January 1, 2008 Astronomers have added an application to Google Earth that allows users to not only look at detailed pictures of the night sky at their convenience, but to observe unfolding cosmic events in real time. This application is an extra layer to the Google application and it will show both explosive gamma-ray bursts and shiny gravitational microlensing events.
Even with some of the best telescopes, it’s hard to make out all the planets. But now, there’s a new way for you to explore space -- traveling through the final frontier on your PC.
With a click of a mouse, just like any one can use Google earth to zoom in on New York, Chicago or LA, now wanna-be-astronomers can focus their attention up.
“There are probably a couple billion stars or more seen in images in Google sky and there’s probably a few hundred million galaxies.” S. George Djorgovski, PhD, Professor of Astronomy. California Institute of Technology.
Panoramic images taken by the Samuel Oschin telescope at the Palomar Observatory in California, are combined with other photos from around the globe.
“They’ve combined the images in more or less seamless fashion to be able to pan and scan and zoom.” S. George Djorgovski, Ph.D., told Ivanhoe.
With the help from astronomers and computer scientists at Cal-tech, Google's scientists have layered them to reveal a celestial sphere of stars, galaxies and other cosmic wonders.
“A very famous place where stars are born is called the Orion … as you get closer and closer more details show up.” Dr. Djorgovski said.
Anyone can just click and explore the latest pictures from the Hubble telescope and see cosmic explosions.
“Our programs get this information from NASA satellites that monitor the sky.” Dr. Djorgovski said.
Giving you the ability to watch some of the most dynamic cosmic events unfold at the same time as scientists discover them.
HOW PALOMAR AND OTHER TELESCOPES WORK: A telescope, in its most basic form, is a long tube with a lens on either end that magnifies distant objects. One lens is concave, the other convex, and the light that enters bends, or refracts. The concave lens collects as much light as possible, and a convex lens redirects the rays so that they all converge back to one point. And that point is where you get an image of any object in front of the lens.

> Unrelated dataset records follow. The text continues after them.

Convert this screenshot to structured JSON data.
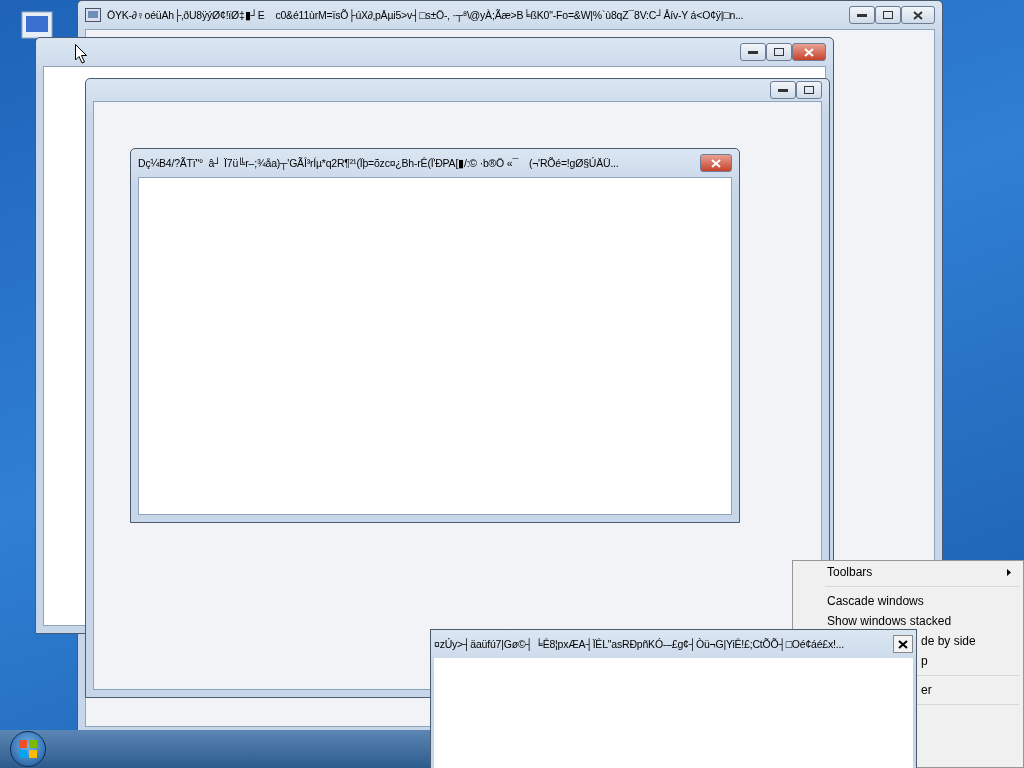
{
  "windows": [
    {
      "kind": "main",
      "title": "ÖYK-∂♀oéüAh├‚ðU8ÿýØ¢!ïØ‡▮┘E    c0&é11ùrM=ïsÕ├úX∂‚pĀµi5>v┤□s±Ö-‚ ·┬⁸\\@yÀ;Ãæ>B╘ßK0\"-Fo=&W|%`ù8qZ¯8V:C┘Åív-Y á<O¢ÿ|□n..."
    },
    {
      "kind": "frame"
    },
    {
      "kind": "inner"
    },
    {
      "kind": "dialog",
      "title": "Dç¼B4/?ÃTï\"°  â┘ Ï7ü╚r–;¾åa)┬'GÃÎ³rÍµ*q2R¶²¹(Ïþ=õzc¤¿Bh-rÊ(Ï'ÐPA[▮/:© ·b®Ö «¯    (¬'RÕé=!gØ§ÚÄÜ..."
    },
    {
      "kind": "tool",
      "title": "¤zÚy>┤äaüfú7|Gø©┤ ╘Ê8¦pxÆA┤ÏÊL\"asRÐpñKÓ-–£g¢┤Òü¬G|YiÊ!£;CtÕÕ┤□Oé¢áé£x!..."
    }
  ],
  "context_menu": {
    "items": [
      {
        "kind": "submenu",
        "label": "Toolbars"
      },
      {
        "kind": "separator"
      },
      {
        "kind": "item",
        "label": "Cascade windows"
      },
      {
        "kind": "item",
        "label": "Show windows stacked"
      },
      {
        "kind": "covered",
        "label": "de by side"
      },
      {
        "kind": "covered",
        "label": "p"
      },
      {
        "kind": "separator"
      },
      {
        "kind": "covered",
        "label": "er"
      },
      {
        "kind": "separator"
      }
    ]
  }
}
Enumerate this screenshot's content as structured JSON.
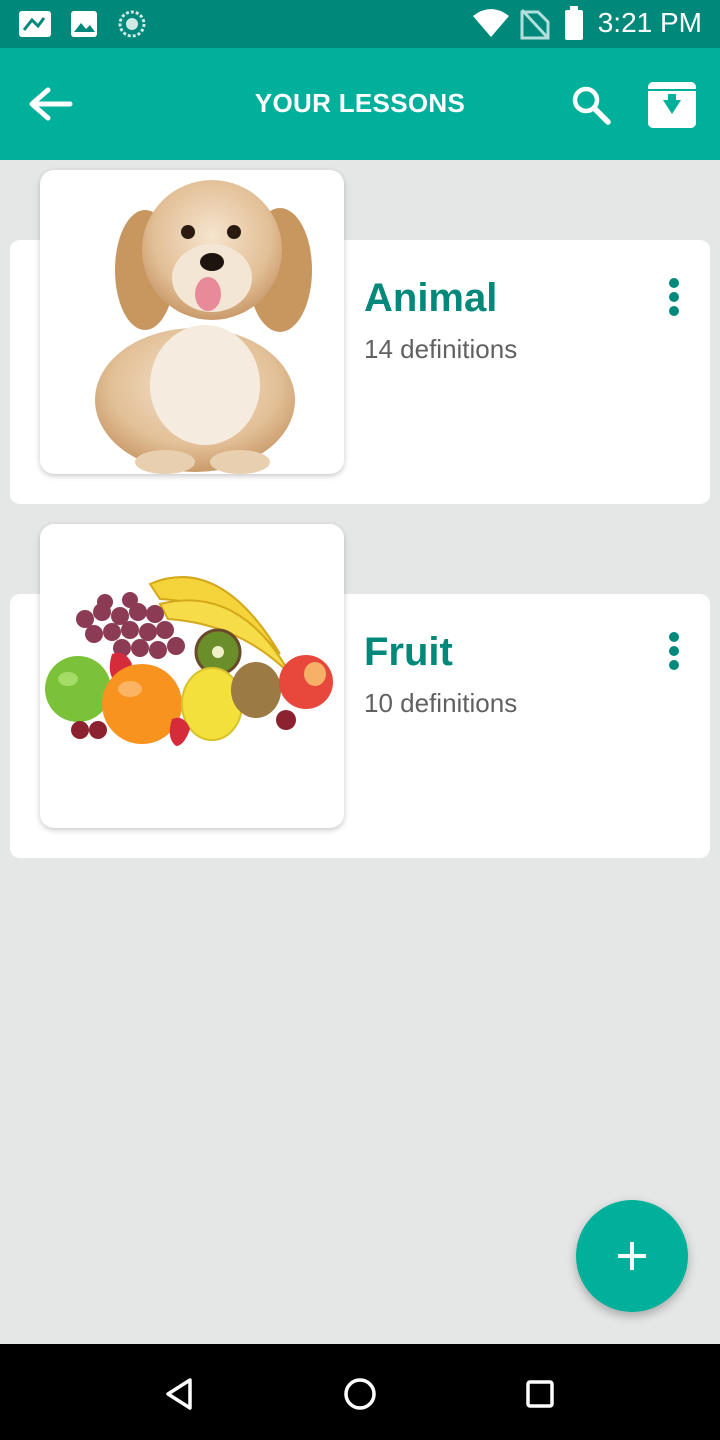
{
  "status_bar": {
    "time": "3:21 PM",
    "left_icons": [
      "mail-icon",
      "image-icon",
      "sync-icon"
    ],
    "right_icons": [
      "wifi-icon",
      "no-signal-icon",
      "battery-icon"
    ]
  },
  "app_bar": {
    "title": "YOUR LESSONS",
    "icons": [
      "back-arrow-icon",
      "search-icon",
      "archive-download-icon"
    ]
  },
  "lessons": [
    {
      "name": "Animal",
      "count": "14 definitions",
      "image": "puppy-photo"
    },
    {
      "name": "Fruit",
      "count": "10 definitions",
      "image": "fruit-pile-photo"
    }
  ],
  "fab": {
    "icon": "plus-icon"
  },
  "nav_bar": {
    "icons": [
      "back-triangle-icon",
      "home-circle-icon",
      "recents-square-icon"
    ]
  },
  "colors": {
    "primary": "#00b09b",
    "primary_dark": "#00897b",
    "background": "#e5e7e6",
    "card": "#ffffff",
    "secondary_text": "#616161"
  }
}
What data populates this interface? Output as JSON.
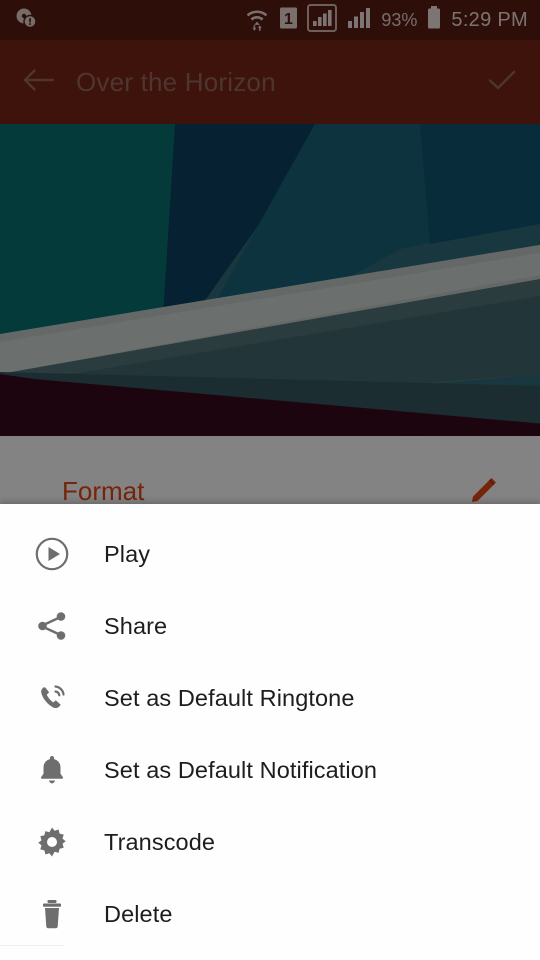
{
  "status_bar": {
    "notification_icon": "disc-alert-icon",
    "wifi_icon": "wifi-transfer-icon",
    "sim_icon": "sim-1-icon",
    "signal_icon_1": "signal-bars-boxed-icon",
    "signal_icon_2": "signal-bars-icon",
    "battery_percent": "93%",
    "battery_icon": "battery-icon",
    "clock": "5:29 PM",
    "background_color": "#551a0f"
  },
  "app_bar": {
    "back_icon": "arrow-back-icon",
    "title": "Over the Horizon",
    "confirm_icon": "check-icon",
    "background_color": "#722314",
    "title_color": "#8e6258"
  },
  "album_art": {
    "overflow_icon": "more-vertical-icon",
    "palette": {
      "teal": "#0a6a6a",
      "deep_blue": "#0b3f5c",
      "steel": "#2e6472",
      "light_gray": "#b9c2be",
      "slate": "#3c555c",
      "maroon": "#330a1c"
    }
  },
  "metadata": {
    "format_label": "Format",
    "format_color": "#d84315",
    "edit_icon": "edit-pencil-icon",
    "background_color": "#eeeeee"
  },
  "bottom_sheet": {
    "background_color": "#fefefe",
    "items": [
      {
        "label": "Play",
        "icon": "play-circle-icon"
      },
      {
        "label": "Share",
        "icon": "share-icon"
      },
      {
        "label": "Set as Default Ringtone",
        "icon": "ringtone-phone-icon"
      },
      {
        "label": "Set as Default Notification",
        "icon": "bell-icon"
      },
      {
        "label": "Transcode",
        "icon": "gear-icon"
      },
      {
        "label": "Delete",
        "icon": "trash-icon"
      }
    ]
  }
}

The reason we have difficulty seeing objects that are far away is they don't take up sufficient space on the eye's retina for the retinal sensor to detect them. A 'bigger eye' would enable us to collect more light from the object to create a brighter image, and then magnify part of it so that it stretches over more of the retina. A telescope is an extension of the human eye; in this case, it gathers light from dim, distant objects in the sky so we can see them more clearly.